Well here's a hot take to warm up your December. Chilly out there? Yeah. I get it. I have a weird relationship with my furnace in the winter. (If it’s working, anyway.) I tend to crank things up so high that my residence is uninhabitably warm. I can’t help it! My winter days operate like clockwork: I venture outside, regret it, and come back five minutes later. It’s like subjecting myself to a trauma I’m trying to recover from for the rest of the day. So I snuggle by my furnace for a few minutes until my surroundings transmogrify into a sauna. There's no turning back after this. I feel bad turning the heat back down; heat is a luxury in the city, and I must treasure it, even if that means that I suffer.
Well, I like to have fun with it. It starts to feel like summer in my apartment. Just atrociously muggy. My house becomes summer in the winter. So I treat it as such: I don some trunks. Slap on some Dollar Tree sunglasses. My go-to drink is something icy and refreshing.
The perfect drink for winter? A nice, cold cocktail, like Erik Lombardo's Southside. (We’re heading into a world where seasons won’t mean anything anymore. Why not look towards the future?) The recipe's right there, but I'll save you a click. Here’s what to do.
Gather 2 ounces of gin, 1 ounce of lime juice, 3/4 ounce of simple syrup, and 4 to 6 mint leaves.
Wow. Not too many ingredients. I've counted about four.
Get some ice.
Store-bought, made in a tray...anything goes.
Shake all of those ingredients together with the ice and strain it all into a cocktail glass.
There you go. Gentle turbulence. Now we're talking.
Smack your lips, say a toast, and enjoy.
Shop the Story
Minty, fresh, flirty—it’s you. The summer you, in the winter.
Are you an oddball who likes summer cocktails to cope with the indoor warmth of winter? Let us know in the comments.

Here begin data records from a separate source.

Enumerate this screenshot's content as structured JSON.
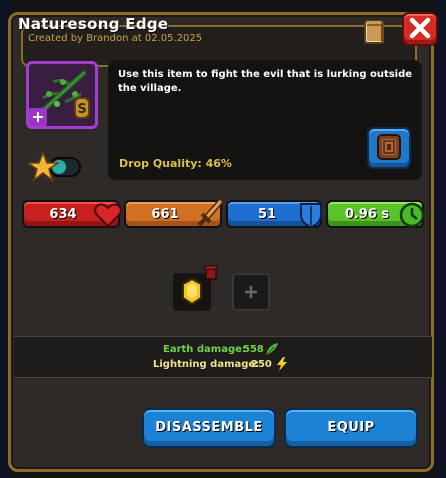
{
  "item": {
    "name": "Naturesong Edge",
    "created_by": "Created by Brandon at 02.05.2025",
    "description": "Use this item to fight the evil that is lurking outside the village.",
    "drop_quality": "Drop Quality: 46%"
  },
  "stats": {
    "health": "634",
    "attack": "661",
    "defense": "51",
    "speed": "0.96 s"
  },
  "damage": {
    "earth_label": "Earth damage:",
    "earth_value": "558",
    "lightning_label": "Lightning damage:",
    "lightning_value": "250"
  },
  "buttons": {
    "disassemble": "DISASSEMBLE",
    "equip": "EQUIP"
  },
  "colors": {
    "health": "#c81f1f",
    "attack": "#d07022",
    "defense": "#1f6fd0",
    "speed": "#5cc22a",
    "rarity": "#a33fd0",
    "earth_text": "#6fd04a",
    "lightning_text": "#f0e08a"
  }
}
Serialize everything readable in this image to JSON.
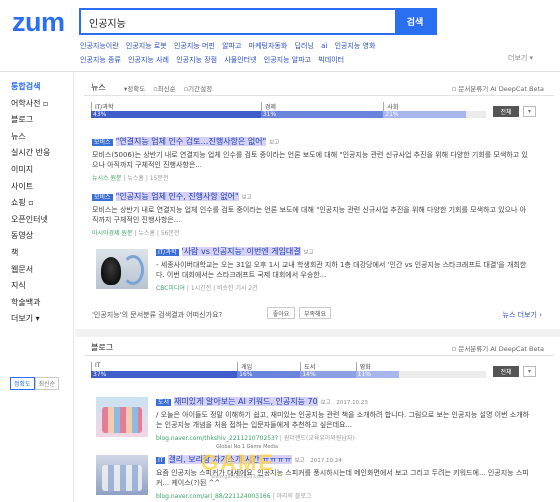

Mayukh Sen is a James Beard Award-winning food and culture writer in New York. His writing has appeared in the New York Times, the New Yorker, Bon Appetit, and elsewhere. He won a 2018 James Beard Award in Journalism for his profile of Princess Pamela published on Food52.